Overall, I really liked the interface for Teachable, and setting up my course was pretty easy. There were a few things that weren’t obvious at first, but then again, I also didn’t read the tutorials completely. There isn’t too much I can complain about here, and, by-and-large, I enjoyed putting this mini-course together. Since I had the video already completed, creating this took maybe 20 to 30 minutes, including messing around with options just to see what they did.

Now let’s see what it’s like to set up a course on Udemy.

How to set up a Udemy Course

I started by clicking on “Become an Instructor” on Udemy’s homepage. After signing in with my existing Udemy account (I assume you create one if you don’t have one already), I had to answer a three-question survey with questions like this:

udemy teaching experience

Pretty simple so far. With that done, let’s ignore the tutorials and click on the big “Create Your Course” button.

Over the next few screens, I select what kind of course I’m making (Course vs. Practice Test), give my course a name, the category of course, and how many hours a week I plan on working on the course.

Next, I answer some questions about targeting the right students:

Annoyingly, what I thought was the “Next” or “Save” button is obscured by one of those “Have a question?” buttons:

udemy have a question button

Turns out it’s the language selection button, and I don’t actually need to click this. Instead, I’m supposed to click through the sidebar navigation:

udemy side navbar

The next few tabs (“Course Structure,” “Setup & test video,” and “Film & Edit”) have no interactive content, but are tips for how to structure your course and how to get good video results.

You don’t actually create the course content until the “Curriculum” link, which looks like this:

udemy adding course content

There are no “templates” as in Teachable. All right, let’s add a couple of lectures, just to see what that’s like.

As the tip on the top states, you need to click the “+ icon on the left” to add lectures. It took me a minute to figure out that this is invisible until you hover over it:

udemy invisible plus sign

All right, then. I tried uploading my video file, but, alas, the file size was apparently too big for Udemy:

udemy file size too big

I should note that, at least in Windows, the file size is listed as 0.99 GB, so I thought I would’ve been fine. Guess it’s just too close to the limit.

In any case, you need to have at least five lectures in your course in order to publish it. After that, you can customize your course landing page in a limited way: you can add a description, course image, and promotional video, but that’s it.

You can set a price in ten dollar increments, starting at $19.99 (so $19.99, $29.99, etc.). But to set a price, you need to complete what Udemy calls a “Premium Instructor Application.” This include providing some personal information, a picture of yourself, a payout method, and agreement to some terms and rules.

I didn’t do any of this, because my course isn’t complete anyway.

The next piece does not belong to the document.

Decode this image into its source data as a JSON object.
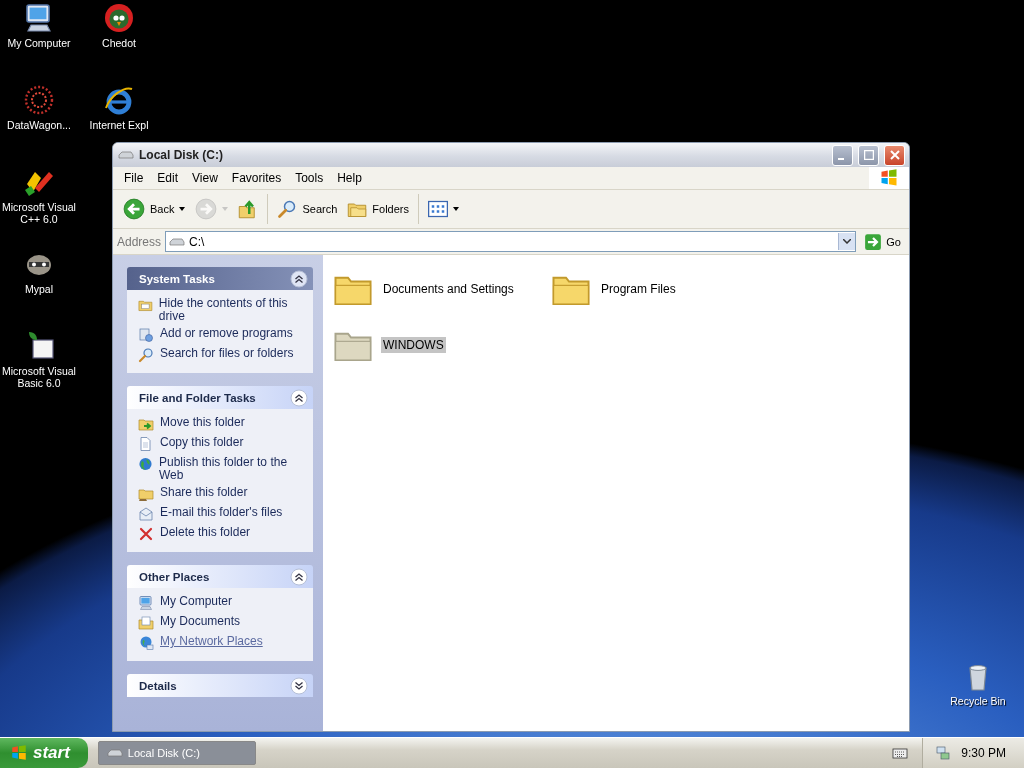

You then, finally, can submit your course for review. But before you can do that, you have to complete a verification process. I didn’t particularly feel like doing that either. From what I understand, once you finally complete all those steps, Udemy will evaluate your course before it goes live. They mostly look for video and audio quality.

The process of creating course felt pretty intuitive and I didn’t encounter any frustrations aside from the invisible plus sign and the file size limit. (This limit was not present in Teachable).

Teachable vs Udemy: Conclusion

All in all, I prefer Teachable as a platform to Udemy. You retain more control over your course, in appearance, branding, and pricing. No matter which platform you choose, you’ll have to do some marketing to get the most out of your sales. And, if you have to do that anyway, you may as well go with the one where you get to keep more of the money you earn.